The challenge was to turn the poor teacher red with embarrassment; pupils were free to say the unsayable on those rare occasions when frankness was favoured above coyness. Only the most confident teacher could survive what often turned into a personal grilling about his or her own sex life.
It is not difficult to imagine the delight that the little horrors of Highfield Primary School felt in voicing queries about 'shagging' and 'blow jobs' and then rushing home to unnerve their parents as well. Children have a talent for faux naivete. The Highfield pupils must be well-pleased with themselves. Not only have they managed to shock their parents, they have sent the whole country into a spin.
The adults should wake up: the kids have made fools of them again. The po-faced John Patten and earnest critics such as David Blunkett should lighten up. Don't they remember boyish sniggering and classroom sabotage, or were they as humourless then as now?
Highfield Primary is not trying to turn out latter-day Lolitas. The truth seems rather to be that a courageous nurse, Sue Brady, dealt sensitively and carefully with the worst crudities her charges could throw at her. Being a well-trained professional vetted by the governors, she did not flinch from her duty nor become flustered as the children would probably have liked. She answered the questions in the calm, informative way expected of such a specialist.
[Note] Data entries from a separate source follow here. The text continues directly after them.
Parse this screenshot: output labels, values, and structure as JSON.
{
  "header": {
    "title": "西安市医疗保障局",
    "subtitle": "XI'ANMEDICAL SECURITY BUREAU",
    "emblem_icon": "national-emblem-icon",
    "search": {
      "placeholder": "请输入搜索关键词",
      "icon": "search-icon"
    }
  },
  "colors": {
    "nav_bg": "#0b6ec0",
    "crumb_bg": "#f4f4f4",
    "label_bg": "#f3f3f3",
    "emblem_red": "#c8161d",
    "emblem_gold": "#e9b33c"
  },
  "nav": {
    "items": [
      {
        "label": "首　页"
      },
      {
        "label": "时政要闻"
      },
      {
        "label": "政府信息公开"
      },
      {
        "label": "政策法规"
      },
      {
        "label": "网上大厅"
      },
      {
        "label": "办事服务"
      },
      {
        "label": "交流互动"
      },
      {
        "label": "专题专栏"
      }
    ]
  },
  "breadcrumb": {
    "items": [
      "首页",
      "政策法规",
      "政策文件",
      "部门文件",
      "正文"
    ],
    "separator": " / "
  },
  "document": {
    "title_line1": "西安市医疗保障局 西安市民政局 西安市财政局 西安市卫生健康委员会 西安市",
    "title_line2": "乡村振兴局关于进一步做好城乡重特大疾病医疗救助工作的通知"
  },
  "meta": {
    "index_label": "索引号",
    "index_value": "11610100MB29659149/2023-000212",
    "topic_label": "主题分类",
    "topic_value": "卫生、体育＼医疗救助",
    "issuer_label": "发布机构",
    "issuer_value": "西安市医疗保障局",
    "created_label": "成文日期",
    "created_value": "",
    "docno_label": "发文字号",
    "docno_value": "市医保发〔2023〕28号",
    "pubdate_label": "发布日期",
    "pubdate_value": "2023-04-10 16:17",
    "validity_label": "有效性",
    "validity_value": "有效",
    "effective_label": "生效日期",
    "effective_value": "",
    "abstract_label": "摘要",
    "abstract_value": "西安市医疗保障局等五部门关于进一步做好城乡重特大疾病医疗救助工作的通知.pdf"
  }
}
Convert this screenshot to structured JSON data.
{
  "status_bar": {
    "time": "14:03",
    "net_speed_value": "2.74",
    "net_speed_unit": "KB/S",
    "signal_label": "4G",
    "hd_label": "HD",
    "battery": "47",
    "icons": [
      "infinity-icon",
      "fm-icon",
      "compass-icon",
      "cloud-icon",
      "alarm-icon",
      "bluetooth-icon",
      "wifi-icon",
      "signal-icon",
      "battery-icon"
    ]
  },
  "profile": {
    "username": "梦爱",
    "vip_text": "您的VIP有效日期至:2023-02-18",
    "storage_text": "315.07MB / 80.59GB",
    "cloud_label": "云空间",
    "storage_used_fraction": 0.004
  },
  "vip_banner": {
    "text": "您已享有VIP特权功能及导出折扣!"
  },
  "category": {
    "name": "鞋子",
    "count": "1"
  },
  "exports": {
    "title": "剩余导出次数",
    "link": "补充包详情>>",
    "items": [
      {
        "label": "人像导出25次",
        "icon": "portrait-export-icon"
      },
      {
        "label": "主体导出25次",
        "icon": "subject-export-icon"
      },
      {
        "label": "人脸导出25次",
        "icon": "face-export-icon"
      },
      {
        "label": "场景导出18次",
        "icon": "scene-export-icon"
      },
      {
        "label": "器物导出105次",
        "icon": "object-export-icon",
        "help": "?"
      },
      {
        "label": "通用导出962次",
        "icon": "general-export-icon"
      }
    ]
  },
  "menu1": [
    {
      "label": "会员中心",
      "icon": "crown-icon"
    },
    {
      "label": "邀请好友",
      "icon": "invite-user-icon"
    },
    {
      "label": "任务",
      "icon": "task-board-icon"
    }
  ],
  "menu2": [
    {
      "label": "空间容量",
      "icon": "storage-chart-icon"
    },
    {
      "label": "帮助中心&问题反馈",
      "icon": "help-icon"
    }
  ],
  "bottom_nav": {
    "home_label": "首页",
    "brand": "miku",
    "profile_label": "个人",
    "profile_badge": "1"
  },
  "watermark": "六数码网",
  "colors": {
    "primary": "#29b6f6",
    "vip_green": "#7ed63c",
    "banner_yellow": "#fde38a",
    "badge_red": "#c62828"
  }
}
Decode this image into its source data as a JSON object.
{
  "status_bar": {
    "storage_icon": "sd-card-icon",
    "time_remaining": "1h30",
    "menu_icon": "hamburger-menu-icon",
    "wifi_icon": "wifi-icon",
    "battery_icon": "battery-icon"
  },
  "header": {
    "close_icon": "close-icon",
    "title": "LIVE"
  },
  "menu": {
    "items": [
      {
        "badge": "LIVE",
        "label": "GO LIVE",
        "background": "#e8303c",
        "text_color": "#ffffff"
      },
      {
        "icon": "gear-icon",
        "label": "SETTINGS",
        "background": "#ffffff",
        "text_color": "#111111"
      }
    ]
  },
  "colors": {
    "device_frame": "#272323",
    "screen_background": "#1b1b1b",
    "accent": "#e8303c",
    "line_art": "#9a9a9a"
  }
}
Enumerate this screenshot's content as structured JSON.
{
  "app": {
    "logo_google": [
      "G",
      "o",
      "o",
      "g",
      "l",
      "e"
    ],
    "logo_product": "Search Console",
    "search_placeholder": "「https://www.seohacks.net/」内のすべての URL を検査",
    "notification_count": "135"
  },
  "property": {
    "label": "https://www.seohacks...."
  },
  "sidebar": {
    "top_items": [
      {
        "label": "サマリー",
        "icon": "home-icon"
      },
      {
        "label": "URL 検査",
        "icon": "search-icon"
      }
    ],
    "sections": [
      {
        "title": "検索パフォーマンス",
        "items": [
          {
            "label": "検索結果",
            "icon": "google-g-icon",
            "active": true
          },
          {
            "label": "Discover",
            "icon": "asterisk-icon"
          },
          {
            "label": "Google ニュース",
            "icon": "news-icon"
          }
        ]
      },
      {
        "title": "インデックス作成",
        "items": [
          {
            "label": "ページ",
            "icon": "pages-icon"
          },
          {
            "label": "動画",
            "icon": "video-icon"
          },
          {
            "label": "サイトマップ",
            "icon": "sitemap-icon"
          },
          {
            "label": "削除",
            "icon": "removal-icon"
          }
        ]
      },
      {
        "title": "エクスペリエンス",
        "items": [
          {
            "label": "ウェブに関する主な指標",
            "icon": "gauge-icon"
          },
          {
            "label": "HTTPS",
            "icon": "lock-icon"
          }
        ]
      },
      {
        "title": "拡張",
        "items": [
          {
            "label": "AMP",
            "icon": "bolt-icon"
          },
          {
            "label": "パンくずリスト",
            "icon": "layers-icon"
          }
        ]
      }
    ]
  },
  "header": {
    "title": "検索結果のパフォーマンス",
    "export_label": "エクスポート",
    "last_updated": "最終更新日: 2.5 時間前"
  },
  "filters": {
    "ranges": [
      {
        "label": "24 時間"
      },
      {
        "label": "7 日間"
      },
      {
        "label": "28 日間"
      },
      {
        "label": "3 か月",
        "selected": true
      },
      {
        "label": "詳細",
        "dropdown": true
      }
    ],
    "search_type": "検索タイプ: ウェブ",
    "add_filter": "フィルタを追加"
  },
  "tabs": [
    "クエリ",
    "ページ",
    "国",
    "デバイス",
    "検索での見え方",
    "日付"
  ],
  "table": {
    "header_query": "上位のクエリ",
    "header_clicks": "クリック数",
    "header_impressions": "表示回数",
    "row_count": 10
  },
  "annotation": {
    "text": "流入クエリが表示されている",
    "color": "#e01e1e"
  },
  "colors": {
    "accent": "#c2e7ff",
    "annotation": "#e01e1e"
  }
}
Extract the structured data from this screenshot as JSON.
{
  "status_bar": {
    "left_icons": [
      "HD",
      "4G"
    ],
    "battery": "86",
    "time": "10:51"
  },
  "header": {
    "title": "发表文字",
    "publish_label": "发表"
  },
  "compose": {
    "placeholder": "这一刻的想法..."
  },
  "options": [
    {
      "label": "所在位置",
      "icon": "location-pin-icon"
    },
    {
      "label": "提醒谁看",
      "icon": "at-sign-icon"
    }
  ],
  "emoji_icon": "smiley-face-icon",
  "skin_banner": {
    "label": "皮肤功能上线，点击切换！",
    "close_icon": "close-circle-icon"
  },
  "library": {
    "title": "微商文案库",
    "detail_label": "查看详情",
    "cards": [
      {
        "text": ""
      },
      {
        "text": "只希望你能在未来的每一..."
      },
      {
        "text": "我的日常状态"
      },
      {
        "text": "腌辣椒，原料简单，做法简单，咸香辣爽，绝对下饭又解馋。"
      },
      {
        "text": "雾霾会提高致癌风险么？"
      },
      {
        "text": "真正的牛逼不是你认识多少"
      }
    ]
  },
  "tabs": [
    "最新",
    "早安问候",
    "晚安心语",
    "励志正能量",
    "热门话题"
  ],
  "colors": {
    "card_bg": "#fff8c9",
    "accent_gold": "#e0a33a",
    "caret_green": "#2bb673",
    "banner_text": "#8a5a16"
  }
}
It is not Ms Brady's fault that the term 'shagging' has been common currency among children for years. Rock 'n' roll legend, not Highfield Primary, must take responsibility for giving Mars bars their sexual cachet. And sex education cannot be blamed for the fact that Gillian Taylforth's libel case put 'blow jobs' on the national curriculum for people of all ages.Reuse content